**Task to complete:** With no line omitted, restate the records below exactly as they appear.

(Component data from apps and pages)

• • • • •

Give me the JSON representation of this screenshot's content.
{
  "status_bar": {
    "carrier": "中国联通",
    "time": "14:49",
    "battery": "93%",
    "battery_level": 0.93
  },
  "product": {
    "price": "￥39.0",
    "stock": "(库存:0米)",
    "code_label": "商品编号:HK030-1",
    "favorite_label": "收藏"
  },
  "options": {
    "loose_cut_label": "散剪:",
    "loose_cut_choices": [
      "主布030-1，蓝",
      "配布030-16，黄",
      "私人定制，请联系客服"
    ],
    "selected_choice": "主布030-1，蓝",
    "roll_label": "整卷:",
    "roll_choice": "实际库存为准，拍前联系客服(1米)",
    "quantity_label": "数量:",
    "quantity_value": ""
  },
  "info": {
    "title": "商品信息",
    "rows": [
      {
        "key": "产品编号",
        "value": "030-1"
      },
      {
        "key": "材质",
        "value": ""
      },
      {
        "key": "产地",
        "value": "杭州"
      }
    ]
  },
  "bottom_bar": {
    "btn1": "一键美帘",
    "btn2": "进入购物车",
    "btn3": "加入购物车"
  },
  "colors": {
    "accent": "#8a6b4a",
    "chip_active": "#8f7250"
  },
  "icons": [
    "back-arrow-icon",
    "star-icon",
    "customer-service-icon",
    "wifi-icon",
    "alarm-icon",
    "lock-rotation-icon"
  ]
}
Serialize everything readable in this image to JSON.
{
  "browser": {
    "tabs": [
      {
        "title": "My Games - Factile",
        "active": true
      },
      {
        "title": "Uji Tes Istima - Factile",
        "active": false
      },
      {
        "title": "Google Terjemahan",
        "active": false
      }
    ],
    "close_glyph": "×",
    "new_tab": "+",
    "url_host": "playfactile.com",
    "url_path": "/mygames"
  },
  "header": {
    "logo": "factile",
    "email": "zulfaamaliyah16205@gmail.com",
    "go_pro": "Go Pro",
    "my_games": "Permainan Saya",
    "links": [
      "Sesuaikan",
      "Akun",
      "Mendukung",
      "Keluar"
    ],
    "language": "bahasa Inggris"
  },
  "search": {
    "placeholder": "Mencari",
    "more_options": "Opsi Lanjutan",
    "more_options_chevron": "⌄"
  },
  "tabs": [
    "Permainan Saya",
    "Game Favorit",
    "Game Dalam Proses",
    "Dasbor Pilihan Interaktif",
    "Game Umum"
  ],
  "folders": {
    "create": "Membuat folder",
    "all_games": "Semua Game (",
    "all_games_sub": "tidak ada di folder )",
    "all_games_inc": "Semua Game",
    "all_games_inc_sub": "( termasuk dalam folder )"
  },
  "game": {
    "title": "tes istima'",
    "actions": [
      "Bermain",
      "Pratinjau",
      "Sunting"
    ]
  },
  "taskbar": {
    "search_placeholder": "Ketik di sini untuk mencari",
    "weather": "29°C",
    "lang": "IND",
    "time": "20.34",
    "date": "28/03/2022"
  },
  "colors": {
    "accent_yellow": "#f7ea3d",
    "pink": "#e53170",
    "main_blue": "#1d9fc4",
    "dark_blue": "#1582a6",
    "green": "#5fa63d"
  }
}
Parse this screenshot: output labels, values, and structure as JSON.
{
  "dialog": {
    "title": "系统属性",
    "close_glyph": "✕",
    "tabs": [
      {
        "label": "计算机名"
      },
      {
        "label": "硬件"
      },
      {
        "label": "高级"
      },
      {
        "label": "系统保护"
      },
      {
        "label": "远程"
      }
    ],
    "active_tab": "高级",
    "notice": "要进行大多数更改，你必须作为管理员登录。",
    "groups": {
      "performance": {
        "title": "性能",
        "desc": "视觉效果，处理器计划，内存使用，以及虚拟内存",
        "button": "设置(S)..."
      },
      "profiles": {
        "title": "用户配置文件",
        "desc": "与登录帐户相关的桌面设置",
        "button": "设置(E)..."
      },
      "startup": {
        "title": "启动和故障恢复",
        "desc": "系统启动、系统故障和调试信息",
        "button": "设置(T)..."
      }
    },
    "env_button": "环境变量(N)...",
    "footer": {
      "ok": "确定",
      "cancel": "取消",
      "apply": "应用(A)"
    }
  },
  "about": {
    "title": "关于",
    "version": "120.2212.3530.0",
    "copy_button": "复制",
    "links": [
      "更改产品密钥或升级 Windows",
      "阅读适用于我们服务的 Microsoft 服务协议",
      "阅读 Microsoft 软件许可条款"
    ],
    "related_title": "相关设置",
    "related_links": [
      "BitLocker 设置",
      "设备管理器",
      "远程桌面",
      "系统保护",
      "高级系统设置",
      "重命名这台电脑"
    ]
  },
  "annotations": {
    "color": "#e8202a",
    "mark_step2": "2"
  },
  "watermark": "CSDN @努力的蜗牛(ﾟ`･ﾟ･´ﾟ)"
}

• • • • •

**Exercise output:**
Give me the JSON representation of this screenshot's content.
{
  "status_bar": {
    "carrier": "中国联通",
    "time": "14:49",
    "battery": "93%",
    "battery_level": 0.93
  },
  "product": {
    "price": "￥39.0",
    "stock": "(库存:0米)",
    "code_label": "商品编号:HK030-1",
    "favorite_label": "收藏"
  },
  "options": {
    "loose_cut_label": "散剪:",
    "loose_cut_choices": [
      "主布030-1，蓝",
      "配布030-16，黄",
      "私人定制，请联系客服"
    ],
    "selected_choice": "主布030-1，蓝",
    "roll_label": "整卷:",
    "roll_choice": "实际库存为准，拍前联系客服(1米)",
    "quantity_label": "数量:",
    "quantity_value": ""
  },
  "info": {
    "title": "商品信息",
    "rows": [
      {
        "key": "产品编号",
        "value": "030-1"
      },
      {
        "key": "材质",
        "value": ""
      },
      {
        "key": "产地",
        "value": "杭州"
      }
    ]
  },
  "bottom_bar": {
    "btn1": "一键美帘",
    "btn2": "进入购物车",
    "btn3": "加入购物车"
  },
  "colors": {
    "accent": "#8a6b4a",
    "chip_active": "#8f7250"
  },
  "icons": [
    "back-arrow-icon",
    "star-icon",
    "customer-service-icon",
    "wifi-icon",
    "alarm-icon",
    "lock-rotation-icon"
  ]
}
Serialize everything readable in this image to JSON.
{
  "browser": {
    "tabs": [
      {
        "title": "My Games - Factile",
        "active": true
      },
      {
        "title": "Uji Tes Istima - Factile",
        "active": false
      },
      {
        "title": "Google Terjemahan",
        "active": false
      }
    ],
    "close_glyph": "×",
    "new_tab": "+",
    "url_host": "playfactile.com",
    "url_path": "/mygames"
  },
  "header": {
    "logo": "factile",
    "email": "zulfaamaliyah16205@gmail.com",
    "go_pro": "Go Pro",
    "my_games": "Permainan Saya",
    "links": [
      "Sesuaikan",
      "Akun",
      "Mendukung",
      "Keluar"
    ],
    "language": "bahasa Inggris"
  },
  "search": {
    "placeholder": "Mencari",
    "more_options": "Opsi Lanjutan",
    "more_options_chevron": "⌄"
  },
  "tabs": [
    "Permainan Saya",
    "Game Favorit",
    "Game Dalam Proses",
    "Dasbor Pilihan Interaktif",
    "Game Umum"
  ],
  "folders": {
    "create": "Membuat folder",
    "all_games": "Semua Game (",
    "all_games_sub": "tidak ada di folder )",
    "all_games_inc": "Semua Game",
    "all_games_inc_sub": "( termasuk dalam folder )"
  },
  "game": {
    "title": "tes istima'",
    "actions": [
      "Bermain",
      "Pratinjau",
      "Sunting"
    ]
  },
  "taskbar": {
    "search_placeholder": "Ketik di sini untuk mencari",
    "weather": "29°C",
    "lang": "IND",
    "time": "20.34",
    "date": "28/03/2022"
  },
  "colors": {
    "accent_yellow": "#f7ea3d",
    "pink": "#e53170",
    "main_blue": "#1d9fc4",
    "dark_blue": "#1582a6",
    "green": "#5fa63d"
  }
}
Parse this screenshot: output labels, values, and structure as JSON.
{
  "dialog": {
    "title": "系统属性",
    "close_glyph": "✕",
    "tabs": [
      {
        "label": "计算机名"
      },
      {
        "label": "硬件"
      },
      {
        "label": "高级"
      },
      {
        "label": "系统保护"
      },
      {
        "label": "远程"
      }
    ],
    "active_tab": "高级",
    "notice": "要进行大多数更改，你必须作为管理员登录。",
    "groups": {
      "performance": {
        "title": "性能",
        "desc": "视觉效果，处理器计划，内存使用，以及虚拟内存",
        "button": "设置(S)..."
      },
      "profiles": {
        "title": "用户配置文件",
        "desc": "与登录帐户相关的桌面设置",
        "button": "设置(E)..."
      },
      "startup": {
        "title": "启动和故障恢复",
        "desc": "系统启动、系统故障和调试信息",
        "button": "设置(T)..."
      }
    },
    "env_button": "环境变量(N)...",
    "footer": {
      "ok": "确定",
      "cancel": "取消",
      "apply": "应用(A)"
    }
  },
  "about": {
    "title": "关于",
    "version": "120.2212.3530.0",
    "copy_button": "复制",
    "links": [
      "更改产品密钥或升级 Windows",
      "阅读适用于我们服务的 Microsoft 服务协议",
      "阅读 Microsoft 软件许可条款"
    ],
    "related_title": "相关设置",
    "related_links": [
      "BitLocker 设置",
      "设备管理器",
      "远程桌面",
      "系统保护",
      "高级系统设置",
      "重命名这台电脑"
    ]
  },
  "annotations": {
    "color": "#e8202a",
    "mark_step2": "2"
  },
  "watermark": "CSDN @努力的蜗牛(ﾟ`･ﾟ･´ﾟ)"
}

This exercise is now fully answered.